→ **WHAT THE TASK REQUIRES**: Would you output the whole of the data exactly?

→ **INFORMATION PROVIDED**:
----------------
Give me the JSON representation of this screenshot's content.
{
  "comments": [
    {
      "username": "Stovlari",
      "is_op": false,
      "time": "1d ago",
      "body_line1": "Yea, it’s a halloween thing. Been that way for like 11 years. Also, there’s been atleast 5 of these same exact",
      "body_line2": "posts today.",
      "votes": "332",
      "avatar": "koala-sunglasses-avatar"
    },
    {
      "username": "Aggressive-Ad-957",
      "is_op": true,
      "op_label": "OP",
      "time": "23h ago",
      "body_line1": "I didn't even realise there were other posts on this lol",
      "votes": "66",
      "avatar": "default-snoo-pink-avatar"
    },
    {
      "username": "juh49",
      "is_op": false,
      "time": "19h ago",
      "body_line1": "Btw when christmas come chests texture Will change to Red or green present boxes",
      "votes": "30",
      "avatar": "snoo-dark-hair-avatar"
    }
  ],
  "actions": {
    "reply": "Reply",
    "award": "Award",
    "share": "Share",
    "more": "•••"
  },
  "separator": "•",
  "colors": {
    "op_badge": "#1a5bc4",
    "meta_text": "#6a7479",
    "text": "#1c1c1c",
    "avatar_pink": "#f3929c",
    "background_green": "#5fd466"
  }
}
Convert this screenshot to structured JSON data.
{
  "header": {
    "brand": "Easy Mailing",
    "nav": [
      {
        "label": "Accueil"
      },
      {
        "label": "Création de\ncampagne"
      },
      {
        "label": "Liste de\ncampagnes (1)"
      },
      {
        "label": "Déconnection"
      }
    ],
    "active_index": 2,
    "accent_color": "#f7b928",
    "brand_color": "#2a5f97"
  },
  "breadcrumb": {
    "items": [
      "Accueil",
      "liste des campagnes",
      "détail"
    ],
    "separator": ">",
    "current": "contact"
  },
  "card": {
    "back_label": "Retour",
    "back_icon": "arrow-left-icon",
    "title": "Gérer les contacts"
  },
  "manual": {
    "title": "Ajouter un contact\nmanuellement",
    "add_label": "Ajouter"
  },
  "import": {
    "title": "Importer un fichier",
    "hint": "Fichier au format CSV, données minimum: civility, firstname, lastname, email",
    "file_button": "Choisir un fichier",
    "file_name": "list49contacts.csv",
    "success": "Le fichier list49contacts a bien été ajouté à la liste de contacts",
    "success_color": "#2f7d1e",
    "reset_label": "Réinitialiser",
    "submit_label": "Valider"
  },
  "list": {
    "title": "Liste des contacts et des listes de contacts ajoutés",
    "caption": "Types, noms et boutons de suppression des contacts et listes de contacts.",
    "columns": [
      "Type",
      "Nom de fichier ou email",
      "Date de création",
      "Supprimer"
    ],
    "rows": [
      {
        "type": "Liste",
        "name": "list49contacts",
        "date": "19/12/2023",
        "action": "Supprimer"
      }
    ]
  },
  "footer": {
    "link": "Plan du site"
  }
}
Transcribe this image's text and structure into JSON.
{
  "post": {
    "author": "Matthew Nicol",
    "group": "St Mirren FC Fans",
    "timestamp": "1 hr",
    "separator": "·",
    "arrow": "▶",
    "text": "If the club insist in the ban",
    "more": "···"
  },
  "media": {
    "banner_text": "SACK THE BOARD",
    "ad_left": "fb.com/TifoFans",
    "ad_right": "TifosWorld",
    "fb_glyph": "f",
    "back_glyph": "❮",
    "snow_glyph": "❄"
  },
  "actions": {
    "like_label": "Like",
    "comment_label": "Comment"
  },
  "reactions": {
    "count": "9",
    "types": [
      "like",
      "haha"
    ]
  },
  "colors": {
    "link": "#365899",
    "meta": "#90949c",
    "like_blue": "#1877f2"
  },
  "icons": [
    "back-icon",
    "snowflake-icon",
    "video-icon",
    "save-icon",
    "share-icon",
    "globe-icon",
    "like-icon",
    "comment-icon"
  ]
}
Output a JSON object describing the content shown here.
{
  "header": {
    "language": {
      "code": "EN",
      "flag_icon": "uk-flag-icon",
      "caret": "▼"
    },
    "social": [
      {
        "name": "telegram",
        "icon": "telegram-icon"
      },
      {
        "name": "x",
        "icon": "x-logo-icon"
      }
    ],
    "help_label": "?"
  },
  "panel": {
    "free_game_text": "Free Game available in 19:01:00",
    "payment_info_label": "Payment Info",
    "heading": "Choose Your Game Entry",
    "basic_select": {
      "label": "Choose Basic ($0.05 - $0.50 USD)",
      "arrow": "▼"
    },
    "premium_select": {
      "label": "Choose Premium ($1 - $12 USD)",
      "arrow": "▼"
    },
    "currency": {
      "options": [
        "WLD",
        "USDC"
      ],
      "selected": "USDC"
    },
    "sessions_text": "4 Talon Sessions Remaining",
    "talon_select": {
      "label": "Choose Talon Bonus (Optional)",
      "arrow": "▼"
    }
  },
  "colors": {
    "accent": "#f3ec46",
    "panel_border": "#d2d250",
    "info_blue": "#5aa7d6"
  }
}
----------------
→ **RESULT OF THIS TASK**:
Give me the JSON representation of this screenshot's content.
{
  "comments": [
    {
      "username": "Stovlari",
      "is_op": false,
      "time": "1d ago",
      "body_line1": "Yea, it’s a halloween thing. Been that way for like 11 years. Also, there’s been atleast 5 of these same exact",
      "body_line2": "posts today.",
      "votes": "332",
      "avatar": "koala-sunglasses-avatar"
    },
    {
      "username": "Aggressive-Ad-957",
      "is_op": true,
      "op_label": "OP",
      "time": "23h ago",
      "body_line1": "I didn't even realise there were other posts on this lol",
      "votes": "66",
      "avatar": "default-snoo-pink-avatar"
    },
    {
      "username": "juh49",
      "is_op": false,
      "time": "19h ago",
      "body_line1": "Btw when christmas come chests texture Will change to Red or green present boxes",
      "votes": "30",
      "avatar": "snoo-dark-hair-avatar"
    }
  ],
  "actions": {
    "reply": "Reply",
    "award": "Award",
    "share": "Share",
    "more": "•••"
  },
  "separator": "•",
  "colors": {
    "op_badge": "#1a5bc4",
    "meta_text": "#6a7479",
    "text": "#1c1c1c",
    "avatar_pink": "#f3929c",
    "background_green": "#5fd466"
  }
}
Convert this screenshot to structured JSON data.
{
  "header": {
    "brand": "Easy Mailing",
    "nav": [
      {
        "label": "Accueil"
      },
      {
        "label": "Création de\ncampagne"
      },
      {
        "label": "Liste de\ncampagnes (1)"
      },
      {
        "label": "Déconnection"
      }
    ],
    "active_index": 2,
    "accent_color": "#f7b928",
    "brand_color": "#2a5f97"
  },
  "breadcrumb": {
    "items": [
      "Accueil",
      "liste des campagnes",
      "détail"
    ],
    "separator": ">",
    "current": "contact"
  },
  "card": {
    "back_label": "Retour",
    "back_icon": "arrow-left-icon",
    "title": "Gérer les contacts"
  },
  "manual": {
    "title": "Ajouter un contact\nmanuellement",
    "add_label": "Ajouter"
  },
  "import": {
    "title": "Importer un fichier",
    "hint": "Fichier au format CSV, données minimum: civility, firstname, lastname, email",
    "file_button": "Choisir un fichier",
    "file_name": "list49contacts.csv",
    "success": "Le fichier list49contacts a bien été ajouté à la liste de contacts",
    "success_color": "#2f7d1e",
    "reset_label": "Réinitialiser",
    "submit_label": "Valider"
  },
  "list": {
    "title": "Liste des contacts et des listes de contacts ajoutés",
    "caption": "Types, noms et boutons de suppression des contacts et listes de contacts.",
    "columns": [
      "Type",
      "Nom de fichier ou email",
      "Date de création",
      "Supprimer"
    ],
    "rows": [
      {
        "type": "Liste",
        "name": "list49contacts",
        "date": "19/12/2023",
        "action": "Supprimer"
      }
    ]
  },
  "footer": {
    "link": "Plan du site"
  }
}
Transcribe this image's text and structure into JSON.
{
  "post": {
    "author": "Matthew Nicol",
    "group": "St Mirren FC Fans",
    "timestamp": "1 hr",
    "separator": "·",
    "arrow": "▶",
    "text": "If the club insist in the ban",
    "more": "···"
  },
  "media": {
    "banner_text": "SACK THE BOARD",
    "ad_left": "fb.com/TifoFans",
    "ad_right": "TifosWorld",
    "fb_glyph": "f",
    "back_glyph": "❮",
    "snow_glyph": "❄"
  },
  "actions": {
    "like_label": "Like",
    "comment_label": "Comment"
  },
  "reactions": {
    "count": "9",
    "types": [
      "like",
      "haha"
    ]
  },
  "colors": {
    "link": "#365899",
    "meta": "#90949c",
    "like_blue": "#1877f2"
  },
  "icons": [
    "back-icon",
    "snowflake-icon",
    "video-icon",
    "save-icon",
    "share-icon",
    "globe-icon",
    "like-icon",
    "comment-icon"
  ]
}
Output a JSON object describing the content shown here.
{
  "header": {
    "language": {
      "code": "EN",
      "flag_icon": "uk-flag-icon",
      "caret": "▼"
    },
    "social": [
      {
        "name": "telegram",
        "icon": "telegram-icon"
      },
      {
        "name": "x",
        "icon": "x-logo-icon"
      }
    ],
    "help_label": "?"
  },
  "panel": {
    "free_game_text": "Free Game available in 19:01:00",
    "payment_info_label": "Payment Info",
    "heading": "Choose Your Game Entry",
    "basic_select": {
      "label": "Choose Basic ($0.05 - $0.50 USD)",
      "arrow": "▼"
    },
    "premium_select": {
      "label": "Choose Premium ($1 - $12 USD)",
      "arrow": "▼"
    },
    "currency": {
      "options": [
        "WLD",
        "USDC"
      ],
      "selected": "USDC"
    },
    "sessions_text": "4 Talon Sessions Remaining",
    "talon_select": {
      "label": "Choose Talon Bonus (Optional)",
      "arrow": "▼"
    }
  },
  "colors": {
    "accent": "#f3ec46",
    "panel_border": "#d2d250",
    "info_blue": "#5aa7d6"
  }
}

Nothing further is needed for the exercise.